Kamler, Kenneth. Surviving The Extremes: A doctor's journey to the limits of human endurance. New York: St. Martin's Press, 2004. Reviewed by Amber Despain. Dr. Kenneth Kamler first discovered his love of extreme medicine while on a climbing expedition in Peru. His party came across a bus accident that had left several people and animals injured and far from emergency care. Setting to work with the kit he had packed, Kamler was able to provide crucial treatment that saved lives. The ability to use his skills in such dire situations cast an immediate spell over him and led to more expeditions of the kind and the development of a reputation as a pioneer in 'extreme medicine.'

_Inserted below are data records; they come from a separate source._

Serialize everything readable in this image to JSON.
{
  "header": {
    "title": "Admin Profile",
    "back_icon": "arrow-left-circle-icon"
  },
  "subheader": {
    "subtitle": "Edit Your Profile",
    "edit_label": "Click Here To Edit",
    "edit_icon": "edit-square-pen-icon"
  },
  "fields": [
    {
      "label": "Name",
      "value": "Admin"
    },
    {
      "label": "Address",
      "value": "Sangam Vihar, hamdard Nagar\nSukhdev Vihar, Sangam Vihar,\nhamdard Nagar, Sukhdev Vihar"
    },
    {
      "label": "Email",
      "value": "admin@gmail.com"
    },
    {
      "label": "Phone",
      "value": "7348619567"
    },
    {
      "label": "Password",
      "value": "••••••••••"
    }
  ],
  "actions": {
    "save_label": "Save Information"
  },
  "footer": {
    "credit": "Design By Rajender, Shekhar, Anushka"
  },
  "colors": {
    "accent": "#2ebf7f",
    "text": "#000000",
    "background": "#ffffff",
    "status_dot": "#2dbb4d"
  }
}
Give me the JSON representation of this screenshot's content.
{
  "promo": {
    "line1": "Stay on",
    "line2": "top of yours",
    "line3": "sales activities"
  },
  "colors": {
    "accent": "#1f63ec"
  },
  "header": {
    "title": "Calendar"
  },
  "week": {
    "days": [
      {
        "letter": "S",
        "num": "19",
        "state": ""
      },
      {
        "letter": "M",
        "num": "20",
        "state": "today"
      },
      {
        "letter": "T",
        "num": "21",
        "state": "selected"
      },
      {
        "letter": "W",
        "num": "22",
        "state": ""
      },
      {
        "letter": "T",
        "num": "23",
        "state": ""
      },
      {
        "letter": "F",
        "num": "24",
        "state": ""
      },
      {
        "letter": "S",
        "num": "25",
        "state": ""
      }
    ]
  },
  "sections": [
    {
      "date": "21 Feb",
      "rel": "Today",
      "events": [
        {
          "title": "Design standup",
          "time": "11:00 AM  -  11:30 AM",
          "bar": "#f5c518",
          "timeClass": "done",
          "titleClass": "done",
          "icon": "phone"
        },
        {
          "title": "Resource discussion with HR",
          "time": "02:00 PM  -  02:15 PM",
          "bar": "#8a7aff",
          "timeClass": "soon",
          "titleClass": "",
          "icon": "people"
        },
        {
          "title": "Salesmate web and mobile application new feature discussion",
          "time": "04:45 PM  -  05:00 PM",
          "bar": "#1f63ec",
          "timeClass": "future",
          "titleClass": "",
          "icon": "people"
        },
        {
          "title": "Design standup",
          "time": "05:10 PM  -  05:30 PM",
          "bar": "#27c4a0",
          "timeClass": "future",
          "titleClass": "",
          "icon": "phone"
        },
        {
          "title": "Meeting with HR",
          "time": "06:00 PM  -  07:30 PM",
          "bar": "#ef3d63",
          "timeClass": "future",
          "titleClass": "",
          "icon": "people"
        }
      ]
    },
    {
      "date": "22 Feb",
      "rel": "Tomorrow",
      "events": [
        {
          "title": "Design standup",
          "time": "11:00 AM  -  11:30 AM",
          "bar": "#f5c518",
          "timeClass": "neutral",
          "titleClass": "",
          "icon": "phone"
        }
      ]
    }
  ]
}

Dr. Kamler has compiled a book of both his own experiences and those of others to illustrate the capacity of human beings to survive in environments hostile to their physiology. The book is divided into six parts to correspond with six different environments: jungle, high seas, desert, under water, high altitude, and outer space. Each section has the intriguing combination of accidents that occurred in each environment and the medical explanation of what goes on inside the human body to survive such incidents. If that isn't enough to make for an enthralling book, add to it the fact that Kamler describes other aspects of these environments such as the food-gathering techniques of army ants, the method for making a shrunken head, the way a solar still converts seawater to fresh water, and how the bottom of a life raft that is carried along by the ocean waves can quickly become a mini ecosystem capable of providing a nutritious – if unappetizing – subsistence for the resident castaway. This book left me feeling amazement at the capacity of the human body to maintain life in dire circumstances. I also came away feeling that I understood the biology better. Kamler explains complicated biological systems in a manner that is clear and easy for the reader to understand. This book is full of surprises and well worth the time of any reader.